Eye-Eye, Cap’n!

Perusing the most interesting Lifehacker blog yesterday, I came across mention of a suggestion that pirates’ eye-patches were used to preserve night vision when moving between the deck and interior of a ship. It’s one I’ve heard before, and Wikipedia refers to it in more general, nautical terms. The first listed source is the Encyclopaedia Britannica, though I can’t find any entry entitled ‘Eye Eye Matey’. The redundant section immediately below references the Mythbusters episode where they tried it out, and found it to be plausible enough. As that last link shows though, there is no actual historical precedent for the idea.

This led me to consider where the pirate/eye-patch thing did in fact come from.
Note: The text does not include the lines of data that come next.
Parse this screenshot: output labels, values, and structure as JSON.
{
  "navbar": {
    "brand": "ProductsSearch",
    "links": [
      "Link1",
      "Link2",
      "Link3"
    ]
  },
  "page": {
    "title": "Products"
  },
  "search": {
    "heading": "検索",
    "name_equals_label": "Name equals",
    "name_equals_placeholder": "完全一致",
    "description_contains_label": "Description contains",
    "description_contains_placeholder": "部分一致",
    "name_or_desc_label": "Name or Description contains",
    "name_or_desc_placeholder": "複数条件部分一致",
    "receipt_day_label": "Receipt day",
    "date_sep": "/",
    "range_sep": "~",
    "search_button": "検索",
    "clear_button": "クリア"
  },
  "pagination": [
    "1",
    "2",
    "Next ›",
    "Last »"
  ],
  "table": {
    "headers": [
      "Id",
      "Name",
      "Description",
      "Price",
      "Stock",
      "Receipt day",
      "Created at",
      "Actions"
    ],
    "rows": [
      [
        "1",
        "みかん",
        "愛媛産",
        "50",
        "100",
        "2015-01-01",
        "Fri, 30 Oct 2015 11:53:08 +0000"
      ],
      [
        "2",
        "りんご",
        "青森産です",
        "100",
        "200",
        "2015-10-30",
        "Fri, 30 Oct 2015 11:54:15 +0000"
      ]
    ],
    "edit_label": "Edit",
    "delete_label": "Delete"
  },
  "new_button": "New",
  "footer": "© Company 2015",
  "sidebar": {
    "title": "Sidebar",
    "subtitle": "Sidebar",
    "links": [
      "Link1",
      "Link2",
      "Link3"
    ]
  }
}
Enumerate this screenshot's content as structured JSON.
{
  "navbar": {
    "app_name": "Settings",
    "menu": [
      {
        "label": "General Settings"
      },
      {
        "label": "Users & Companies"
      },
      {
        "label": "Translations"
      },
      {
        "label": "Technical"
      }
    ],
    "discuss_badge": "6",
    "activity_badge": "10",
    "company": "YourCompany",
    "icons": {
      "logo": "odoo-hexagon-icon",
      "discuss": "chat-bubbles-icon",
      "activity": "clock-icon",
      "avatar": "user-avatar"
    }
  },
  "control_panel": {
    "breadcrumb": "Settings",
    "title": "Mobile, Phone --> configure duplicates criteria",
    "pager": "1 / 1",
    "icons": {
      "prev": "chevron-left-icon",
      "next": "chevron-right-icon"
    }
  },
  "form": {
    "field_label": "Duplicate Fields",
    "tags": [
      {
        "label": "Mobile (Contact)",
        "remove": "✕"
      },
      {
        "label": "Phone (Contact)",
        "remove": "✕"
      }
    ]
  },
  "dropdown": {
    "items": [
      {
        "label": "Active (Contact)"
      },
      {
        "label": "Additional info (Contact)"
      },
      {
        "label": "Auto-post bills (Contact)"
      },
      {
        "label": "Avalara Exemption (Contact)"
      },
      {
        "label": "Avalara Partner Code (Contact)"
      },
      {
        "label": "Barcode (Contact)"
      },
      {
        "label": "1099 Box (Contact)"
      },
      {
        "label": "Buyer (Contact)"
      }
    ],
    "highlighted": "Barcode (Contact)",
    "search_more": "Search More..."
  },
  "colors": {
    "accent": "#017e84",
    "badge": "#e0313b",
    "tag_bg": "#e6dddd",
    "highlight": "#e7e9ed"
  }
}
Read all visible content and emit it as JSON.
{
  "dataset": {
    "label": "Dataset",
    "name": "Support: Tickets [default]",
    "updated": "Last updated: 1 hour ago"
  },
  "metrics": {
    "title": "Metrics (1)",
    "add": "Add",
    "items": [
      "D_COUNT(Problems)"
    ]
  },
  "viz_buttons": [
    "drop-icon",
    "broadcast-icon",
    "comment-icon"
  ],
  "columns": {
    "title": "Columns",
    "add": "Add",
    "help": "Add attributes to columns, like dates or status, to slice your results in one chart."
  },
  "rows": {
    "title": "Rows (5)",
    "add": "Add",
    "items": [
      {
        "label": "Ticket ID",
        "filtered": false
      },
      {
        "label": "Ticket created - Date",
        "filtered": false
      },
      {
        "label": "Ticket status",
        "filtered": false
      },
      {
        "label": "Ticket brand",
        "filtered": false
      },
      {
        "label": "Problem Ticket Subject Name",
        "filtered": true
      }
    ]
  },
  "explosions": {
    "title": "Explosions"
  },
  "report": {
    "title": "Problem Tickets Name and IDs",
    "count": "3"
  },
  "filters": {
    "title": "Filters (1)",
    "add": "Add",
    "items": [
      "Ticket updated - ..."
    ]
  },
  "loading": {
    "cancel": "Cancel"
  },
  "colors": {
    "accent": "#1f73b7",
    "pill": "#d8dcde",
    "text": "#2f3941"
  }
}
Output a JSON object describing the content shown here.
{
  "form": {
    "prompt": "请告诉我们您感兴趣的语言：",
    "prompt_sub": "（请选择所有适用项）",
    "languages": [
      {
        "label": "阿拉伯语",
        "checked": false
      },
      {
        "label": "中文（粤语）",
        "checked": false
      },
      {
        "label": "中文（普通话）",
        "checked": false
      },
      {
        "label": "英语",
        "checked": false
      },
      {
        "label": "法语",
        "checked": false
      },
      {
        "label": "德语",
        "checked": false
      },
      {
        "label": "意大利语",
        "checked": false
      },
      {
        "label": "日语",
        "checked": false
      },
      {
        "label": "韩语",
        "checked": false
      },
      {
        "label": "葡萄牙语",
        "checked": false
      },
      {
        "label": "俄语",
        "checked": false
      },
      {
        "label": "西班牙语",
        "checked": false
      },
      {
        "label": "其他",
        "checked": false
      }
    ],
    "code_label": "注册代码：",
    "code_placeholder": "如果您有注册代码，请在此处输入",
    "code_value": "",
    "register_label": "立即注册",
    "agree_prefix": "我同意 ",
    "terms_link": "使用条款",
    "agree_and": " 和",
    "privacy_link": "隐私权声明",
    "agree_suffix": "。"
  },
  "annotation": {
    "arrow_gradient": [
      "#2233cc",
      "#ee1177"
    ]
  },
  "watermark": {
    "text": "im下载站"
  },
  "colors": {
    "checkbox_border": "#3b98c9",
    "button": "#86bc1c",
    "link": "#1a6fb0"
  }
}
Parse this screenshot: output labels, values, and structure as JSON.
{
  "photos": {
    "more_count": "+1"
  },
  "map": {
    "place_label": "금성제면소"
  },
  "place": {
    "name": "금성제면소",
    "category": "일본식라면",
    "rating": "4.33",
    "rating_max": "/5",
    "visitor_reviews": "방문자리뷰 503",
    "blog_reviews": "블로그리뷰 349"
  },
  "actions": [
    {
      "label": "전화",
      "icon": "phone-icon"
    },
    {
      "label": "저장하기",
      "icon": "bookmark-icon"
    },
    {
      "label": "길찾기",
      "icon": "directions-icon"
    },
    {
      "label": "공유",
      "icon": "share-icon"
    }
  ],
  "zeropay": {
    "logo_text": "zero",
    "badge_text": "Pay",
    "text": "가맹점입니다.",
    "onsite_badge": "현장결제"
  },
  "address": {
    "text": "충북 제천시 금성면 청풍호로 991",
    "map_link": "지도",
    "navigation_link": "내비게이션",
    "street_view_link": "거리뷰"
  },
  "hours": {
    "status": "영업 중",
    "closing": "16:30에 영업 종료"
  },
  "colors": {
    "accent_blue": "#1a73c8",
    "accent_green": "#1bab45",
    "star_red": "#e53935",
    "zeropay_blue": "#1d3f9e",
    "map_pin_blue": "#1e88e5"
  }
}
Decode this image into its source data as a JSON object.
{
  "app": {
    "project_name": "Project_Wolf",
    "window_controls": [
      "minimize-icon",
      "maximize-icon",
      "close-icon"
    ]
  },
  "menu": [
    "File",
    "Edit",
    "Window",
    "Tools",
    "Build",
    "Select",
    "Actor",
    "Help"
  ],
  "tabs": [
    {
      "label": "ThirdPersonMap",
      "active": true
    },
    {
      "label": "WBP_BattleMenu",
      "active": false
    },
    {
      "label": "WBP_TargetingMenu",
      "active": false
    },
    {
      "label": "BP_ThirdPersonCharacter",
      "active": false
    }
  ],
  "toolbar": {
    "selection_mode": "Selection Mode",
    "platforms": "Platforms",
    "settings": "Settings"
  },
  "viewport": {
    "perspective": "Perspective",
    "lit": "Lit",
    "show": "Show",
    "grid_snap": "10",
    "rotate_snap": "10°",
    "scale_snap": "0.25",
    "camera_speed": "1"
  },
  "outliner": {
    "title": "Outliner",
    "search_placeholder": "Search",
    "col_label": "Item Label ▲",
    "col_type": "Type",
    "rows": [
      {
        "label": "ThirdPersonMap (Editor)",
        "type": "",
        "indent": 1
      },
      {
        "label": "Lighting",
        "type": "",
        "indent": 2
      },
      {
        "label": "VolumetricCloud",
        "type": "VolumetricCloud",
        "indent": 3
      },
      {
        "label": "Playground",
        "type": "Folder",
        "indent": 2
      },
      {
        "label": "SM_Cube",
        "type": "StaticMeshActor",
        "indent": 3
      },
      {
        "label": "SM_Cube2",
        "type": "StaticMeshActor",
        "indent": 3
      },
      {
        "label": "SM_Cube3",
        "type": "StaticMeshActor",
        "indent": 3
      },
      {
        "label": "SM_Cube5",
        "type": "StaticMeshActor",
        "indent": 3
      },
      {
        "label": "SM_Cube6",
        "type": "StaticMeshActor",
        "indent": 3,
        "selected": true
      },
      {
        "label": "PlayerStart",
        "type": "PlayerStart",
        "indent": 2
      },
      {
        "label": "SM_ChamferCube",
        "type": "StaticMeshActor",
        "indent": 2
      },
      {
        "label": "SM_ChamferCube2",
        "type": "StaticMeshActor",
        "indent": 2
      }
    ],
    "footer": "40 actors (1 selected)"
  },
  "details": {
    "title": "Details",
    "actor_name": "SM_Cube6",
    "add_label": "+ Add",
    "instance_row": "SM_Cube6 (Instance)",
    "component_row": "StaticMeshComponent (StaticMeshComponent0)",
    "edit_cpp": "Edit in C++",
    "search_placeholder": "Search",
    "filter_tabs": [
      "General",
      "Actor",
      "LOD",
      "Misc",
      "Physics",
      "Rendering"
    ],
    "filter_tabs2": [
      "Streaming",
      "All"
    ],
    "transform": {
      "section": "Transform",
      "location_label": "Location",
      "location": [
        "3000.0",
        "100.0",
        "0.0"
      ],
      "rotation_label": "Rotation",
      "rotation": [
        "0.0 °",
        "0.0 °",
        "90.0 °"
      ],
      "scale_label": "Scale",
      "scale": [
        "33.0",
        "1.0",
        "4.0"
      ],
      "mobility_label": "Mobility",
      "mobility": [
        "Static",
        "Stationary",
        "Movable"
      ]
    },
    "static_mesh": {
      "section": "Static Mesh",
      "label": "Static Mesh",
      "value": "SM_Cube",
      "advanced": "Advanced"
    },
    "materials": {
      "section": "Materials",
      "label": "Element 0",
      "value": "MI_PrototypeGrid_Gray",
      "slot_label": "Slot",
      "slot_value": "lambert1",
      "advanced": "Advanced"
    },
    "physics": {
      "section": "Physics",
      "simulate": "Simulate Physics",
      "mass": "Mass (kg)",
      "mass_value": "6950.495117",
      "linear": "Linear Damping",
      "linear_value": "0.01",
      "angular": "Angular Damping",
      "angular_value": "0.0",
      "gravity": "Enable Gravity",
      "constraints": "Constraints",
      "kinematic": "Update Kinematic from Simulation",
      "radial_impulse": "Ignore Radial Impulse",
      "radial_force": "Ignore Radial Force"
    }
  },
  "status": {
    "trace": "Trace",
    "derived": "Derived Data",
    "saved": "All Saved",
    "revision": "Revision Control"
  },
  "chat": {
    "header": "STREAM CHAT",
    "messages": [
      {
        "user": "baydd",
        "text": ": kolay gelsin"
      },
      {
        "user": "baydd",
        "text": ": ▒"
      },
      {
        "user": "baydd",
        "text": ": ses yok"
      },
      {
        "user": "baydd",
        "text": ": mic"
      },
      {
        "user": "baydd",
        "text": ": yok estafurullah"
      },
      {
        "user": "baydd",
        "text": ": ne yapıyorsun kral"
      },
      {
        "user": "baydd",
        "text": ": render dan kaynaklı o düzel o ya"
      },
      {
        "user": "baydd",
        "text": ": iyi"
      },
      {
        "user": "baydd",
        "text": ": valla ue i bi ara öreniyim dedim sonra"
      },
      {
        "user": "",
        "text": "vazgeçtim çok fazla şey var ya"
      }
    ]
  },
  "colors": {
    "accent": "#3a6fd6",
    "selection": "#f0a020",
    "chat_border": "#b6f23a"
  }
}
Here I will direct readers to the rather good Athenaeum Electronica blog, which has covered this very issue in some detail. I broadly agree with their concluson that our modern and specific association with pirates most likely originates with the classic 1950 movie version of ‘Treasure Island’, as depictions of patched-up pirates are few and far between prior to that.

However, I think there’s more to it than that, something that the great post linked above has missed by limiting his research to pirates specifically. The one-eyed, peg-legged sailor is actually an older trope, used to imply the rough and dangerous life of a naval seaman or officer; see the early C19th cartoon reproduced here, this 1851 fictional description of veterans at the Greenwich Hospital (complete with ‘iron hooks’!), or this 1828-dated fictional use of a ‘factitious leg and black eye patch’. Whilst these injuries may not have been as ubiquitous in reality as the stereotype implied, they would have been fairly common amongst veterans of all services, and sadly are again common today thanks to the Afghan and Iraq wars. And sailors could still find work with a missing eye, as Samuel Johnson’s diary shows. The skillset of a seaman was far more valuable to a ship’s captain than his depth perception. In any case, direct injury wasn’t the only threat to one’s eye; disease too was a serious problem.

I would also note that the line between historical pirates and other sailors was less clear in the past, what with the prize money system and letters of marque. Today’s sailors have nothing in common with their piratical counterparts.

This being so, consider this Punch illustration from 1896:

Perhaps it was intended to reference the fairly-recently (1883) published ‘Treasure Island’, but given the inclusion of a sailor’s hat, I have a feeling that it’s really a continuation of the ‘disabled seaman/old sea dog’ trope that’s still going today, independent of (or perhaps interdependent with) things piratical. After all, Robert Louis Stevenson didn’t just create the idea from whole cloth. He designed Long John Silver’s appearance to be familiar to the audience – not necessarily as a pirate, but as a grizzled sailor.

I realise International Talk Like a Pirate Day is a way off, but be sure to include an eye-patch in your Pirate Regalia…